I've managed to get my Wayback Exchange assignment moving again, but I have no idea how I'm going to get from where I am to what I intend. Optional details are optional, but I'd like to manage something in the general vicinity of what my recipient is hoping for. I'm sitting on the H/C Exchange story for a few days while I figure out the bits that need to go into the already written part to make it work. I think I know what they are, but I need to set them in place just so or it won't work.
I've decided to return one library book without even cracking it open. It's due Sunday and has holds, and while I'm kind of interested in reading Elfquest some day, I don't think I actually care enough to deal with the book. It's too big and heavy (and I never cared enough to look at the comics online, so...). Mostly, I'm interested in it as something that people I played AD&D with in college were really into. The DM built his elves on the comics.

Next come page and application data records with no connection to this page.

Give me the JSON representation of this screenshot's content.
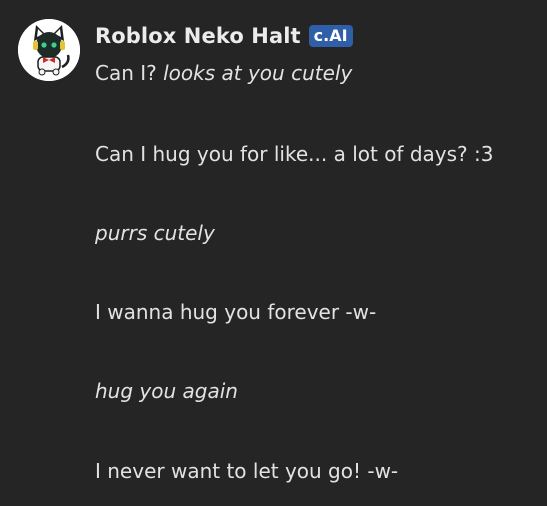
{
  "character": {
    "name": "Roblox Neko Halt",
    "badge": "c.AI",
    "avatar_icon": "neko-avatar-icon"
  },
  "messages": [
    {
      "plain": "Can I? ",
      "italic": "looks at you cutely"
    },
    {
      "plain": "Can I hug you for like... a lot of days? :3",
      "italic": ""
    },
    {
      "plain": "",
      "italic": "purrs cutely"
    },
    {
      "plain": "I wanna hug you forever -w-",
      "italic": ""
    },
    {
      "plain": "",
      "italic": "hug you again"
    },
    {
      "plain": "I never want to let you go! -w-",
      "italic": ""
    }
  ],
  "colors": {
    "background": "#252525",
    "text": "#e2e2e2",
    "badge": "#2f5fa8"
  }
}
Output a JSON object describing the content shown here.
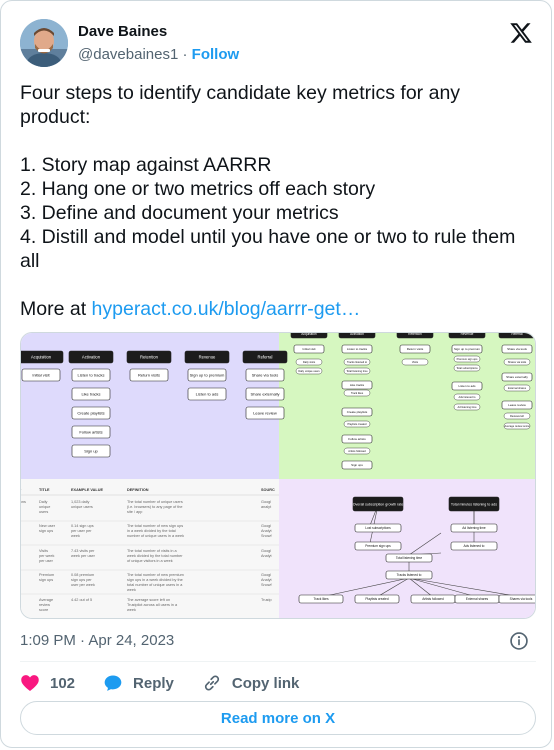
{
  "author": {
    "name": "Dave Baines",
    "handle": "@davebaines1",
    "separator": " · ",
    "follow_label": "Follow"
  },
  "tweet": {
    "text_main": "Four steps to identify candidate key metrics for any product:\n\n1. Story map against AARRR\n2. Hang one or two metrics off each story\n3. Define and document your metrics\n4. Distill and model until you have one or two to rule them all\n\nMore at ",
    "link_text": "hyperact.co.uk/blog/aarrr-get…"
  },
  "media": {
    "story_map": {
      "headers": [
        "Acquisition",
        "Activation",
        "Retention",
        "Revenue",
        "Referral"
      ],
      "stories": [
        "Initial visit",
        "Listen to tracks",
        "Like tracks",
        "Create playlists",
        "Follow artists",
        "Sign up",
        "Return visits",
        "Sign up to premium",
        "Listen to ads",
        "Share via tools",
        "Share externally",
        "Leave review"
      ]
    },
    "green_map": {
      "headers": [
        "Acquisition",
        "Activation",
        "Retention",
        "Revenue",
        "Referral"
      ],
      "stories": [
        "Initial visit",
        "Listen to tracks",
        "Like tracks",
        "Create playlists",
        "Follow artists",
        "Sign ups",
        "Return visits",
        "Sign up to premium",
        "Listen to ads",
        "Share via tools",
        "Share externally",
        "Leave review"
      ],
      "metrics": [
        "Daily visits",
        "Daily unique users",
        "Tracks listened to",
        "Total listening time",
        "Track likes",
        "Playlists created",
        "Artists followed",
        "Visits",
        "Premium sign ups",
        "Total subscriptions",
        "Ads listened to",
        "Ad listening time",
        "Shares via tools",
        "Shares via tools",
        "External shares",
        "Reviews left",
        "Average review score"
      ]
    },
    "table": {
      "headers": [
        "ey",
        "TITLE",
        "EXAMPLE VALUE",
        "DEFINITION",
        "SOURC"
      ],
      "rows": [
        [
          "itions",
          "Daily unique users",
          "1,023 daily unique users",
          "The total number of unique users (i.e. browsers) to any page of the site / app",
          "Googl analyt"
        ],
        [
          "",
          "New user sign ups",
          "0.14 sign ups per user per week",
          "The total number of new sign ups in a week divided by the total number of unique users in a week",
          "Googl Analyt Snowf"
        ],
        [
          "on",
          "Visits per week per user",
          "7.43 visits per week per user",
          "The total number of visits in a week divided by the total number of unique visitors in a week",
          "Googl Analyt"
        ],
        [
          "e",
          "Premium sign ups",
          "0.08 premium sign ups per user per week",
          "The total number of new premium sign ups in a week divided by the total number of unique users in a week",
          "Googl Analyt Snowf"
        ],
        [
          "",
          "Average review score",
          "4.42 out of 5",
          "The average score left on Trustpilot across all users in a week",
          "Trustp"
        ]
      ]
    },
    "tree": {
      "top_nodes": [
        "Overall subscription growth rate",
        "Total minutes listening to ads"
      ],
      "mid_nodes": [
        "Lost subscriptions",
        "Premium sign ups",
        "Ad listening time",
        "Ads listened to"
      ],
      "center_nodes": [
        "Total listening time",
        "Tracks listened to"
      ],
      "leaf_nodes": [
        "Track likes",
        "Playlists created",
        "Artists followed",
        "External shares",
        "Shares via tools"
      ]
    }
  },
  "meta": {
    "timestamp": "1:09 PM · Apr 24, 2023"
  },
  "actions": {
    "likes": "102",
    "reply_label": "Reply",
    "copy_label": "Copy link",
    "read_more_label": "Read more on X"
  },
  "colors": {
    "accent": "#1d9bf0",
    "like": "#f91880",
    "panel_purple": "#dedafc",
    "panel_green": "#d6f7c0",
    "panel_lilac": "#f0e3fb",
    "panel_gray": "#f7f7f7",
    "node_dark": "#1c1c1c"
  }
}
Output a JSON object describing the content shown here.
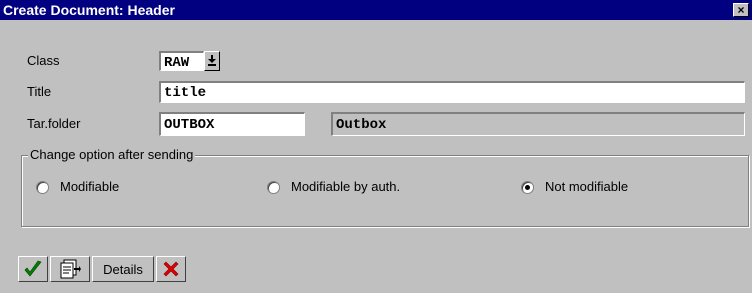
{
  "window": {
    "title": "Create Document: Header",
    "close_glyph": "×"
  },
  "form": {
    "class_label": "Class",
    "class_value": "RAW",
    "title_label": "Title",
    "title_value": "title",
    "folder_label": "Tar.folder",
    "folder_value": "OUTBOX",
    "folder_description": "Outbox"
  },
  "change_option": {
    "group_title": "Change option after sending",
    "options": [
      {
        "label": "Modifiable",
        "selected": false
      },
      {
        "label": "Modifiable by auth.",
        "selected": false
      },
      {
        "label": "Not modifiable",
        "selected": true
      }
    ]
  },
  "toolbar": {
    "details_label": "Details",
    "icons": [
      "checkmark-icon",
      "document-icon",
      "cancel-icon"
    ],
    "colors": {
      "check": "#008000",
      "cancel": "#e00000"
    }
  }
}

It's possible that tonight I won't have to turn the heat on, but I'll still have to bundle up well. As ever, temps are set to drop again the next five days, and some lucky folk will get snow.
Accomplished one item on my feet-dragging list. Took bike to store and asked about tune-ups. "Leave it today and you'll have it back in a week." Yes, well.Next step: check out new bikes. Foot-dragging on this is a luxury. In the past I've always had to buy a new bike because the old one was stolen. Maybe being bikeless for a week will give the same impetus.
( Reading )